Selling a new tax in the economic climate of 2014-15 may be quite an ask. We shall see.
Hugging the media a tad less closely
He echoed the lines in Mili-E’s speech yesterday, warning about media obsession: ”Thank God Nye Bevan wasn't the kind of man who worried about what the Daily Mail might say. If he was, we might never have had an NHS. So, going forward, let’s worry a bit less about what the media might say and do what we know to be right”.
It is impossible to predict the media’s temperature in a few years’ time. The cuts have not even been announced yet, let alone introduced. There are probably further tax rises to come, and VAT has not yet risen to 20%.
The automatic anti-Labour hostility in most of the media of the 1980s may never return with the same vigour. Indeed, the lack of media support this spring still did not prevent a fairly badly-performing Labour government coming second and not being wiped out. The era of ‘It's The Sun Wot Won It’ may be fading.
But obituaries would be premature: the media remain important – remember the televised debates and Clegg’s boost.
Nevertheless, Labour are right to see that living in fear of the shadow of Paul Dacre led them to much idiotic policymaking and the appearance of activity in office. Striking the right balance and tone with the media will be a key challenge, if they want to win the next election.
Fight for your right to be the NHS party
Quoting Aneurin Bevan’s dictum about the NHS being ”a real piece of socialism”, Burnham went on to point out (rightly) that the White Paper’s plans for a huge top-down redisorganisation of the NHS were in neither the Conservative manifesto, nor in the Coalition Agreement.
He called for “stability” and ”to put these dangerous plans on hold”, citing the Commonwealth Fund’s appraisal of the NHS as among the best health systems in the world (and as all HPI readers well know, that’s all about what comparators you choose).
Burnham pushed aggressively at an envelope, referring to the 2-week cancer waiting targets and implicitly conflating it with other abolished targets. This is less-than-honest stuff. He knows that Health Minister Simon Burns clarified that the cancer target is being kept.
Naughty-naughty, Mr B! Surely that’s “the old politics”?

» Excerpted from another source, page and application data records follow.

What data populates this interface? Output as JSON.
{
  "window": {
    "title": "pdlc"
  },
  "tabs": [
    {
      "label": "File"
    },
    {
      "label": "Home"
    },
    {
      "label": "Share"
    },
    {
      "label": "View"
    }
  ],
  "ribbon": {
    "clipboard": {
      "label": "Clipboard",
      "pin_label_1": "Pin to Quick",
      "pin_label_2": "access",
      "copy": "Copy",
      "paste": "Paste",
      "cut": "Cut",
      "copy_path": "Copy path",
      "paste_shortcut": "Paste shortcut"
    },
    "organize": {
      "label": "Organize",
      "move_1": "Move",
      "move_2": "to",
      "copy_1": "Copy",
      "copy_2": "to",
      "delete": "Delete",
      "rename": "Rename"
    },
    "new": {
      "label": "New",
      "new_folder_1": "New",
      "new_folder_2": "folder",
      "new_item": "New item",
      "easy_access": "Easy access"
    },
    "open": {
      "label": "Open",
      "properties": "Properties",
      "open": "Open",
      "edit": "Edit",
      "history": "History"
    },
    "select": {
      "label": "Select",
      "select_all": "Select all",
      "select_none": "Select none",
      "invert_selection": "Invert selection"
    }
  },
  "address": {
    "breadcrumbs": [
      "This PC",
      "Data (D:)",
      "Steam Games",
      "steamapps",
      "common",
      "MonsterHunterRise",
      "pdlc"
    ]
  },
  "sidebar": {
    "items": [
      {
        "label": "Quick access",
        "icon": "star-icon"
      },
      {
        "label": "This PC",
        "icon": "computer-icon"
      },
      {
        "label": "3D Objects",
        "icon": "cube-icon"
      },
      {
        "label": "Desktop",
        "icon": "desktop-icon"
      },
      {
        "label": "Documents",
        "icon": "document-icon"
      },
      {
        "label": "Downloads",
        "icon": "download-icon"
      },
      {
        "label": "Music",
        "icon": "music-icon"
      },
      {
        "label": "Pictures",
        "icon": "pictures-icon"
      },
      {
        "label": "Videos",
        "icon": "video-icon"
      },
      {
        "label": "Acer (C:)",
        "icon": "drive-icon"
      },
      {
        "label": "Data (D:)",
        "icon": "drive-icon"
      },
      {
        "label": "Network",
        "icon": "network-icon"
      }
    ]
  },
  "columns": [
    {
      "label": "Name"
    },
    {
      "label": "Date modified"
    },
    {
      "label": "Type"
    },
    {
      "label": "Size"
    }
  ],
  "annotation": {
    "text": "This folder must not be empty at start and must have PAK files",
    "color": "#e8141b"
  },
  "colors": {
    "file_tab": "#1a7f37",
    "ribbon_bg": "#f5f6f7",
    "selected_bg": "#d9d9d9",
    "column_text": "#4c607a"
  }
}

NHS managers got a much-needed dose of love, too - ”Tens of thousands of decent, hard-working PCT staff have been told they are simply expendable. It's no way to treat loyal people who helped put the NHS back on its feet. I tell them today that I value your contribution and the country should too”.
At some point, he’s going to be asked whether he would recreate the old NHS bureaucracy, of course.
He could have made much more of GPs’ emerging unwillingness to offer wholehearted support for their new leadership in commissioning, using only the slightly unfocused, “If the Royal College of GPs and the BMA can't support your plans, something is seriously wrong”. There was much more to be made of this quarter-hearted support from the very people whose involvement is central to the White Paper’s success.
The speech was spirited, and hit some of its goals (as Burnham himself did, in the eve-of-conference ‘media vs. MPs’ football match). He has announced his candidacy for the shadow cabinet elections.
Is Burnham the striker Labour needs?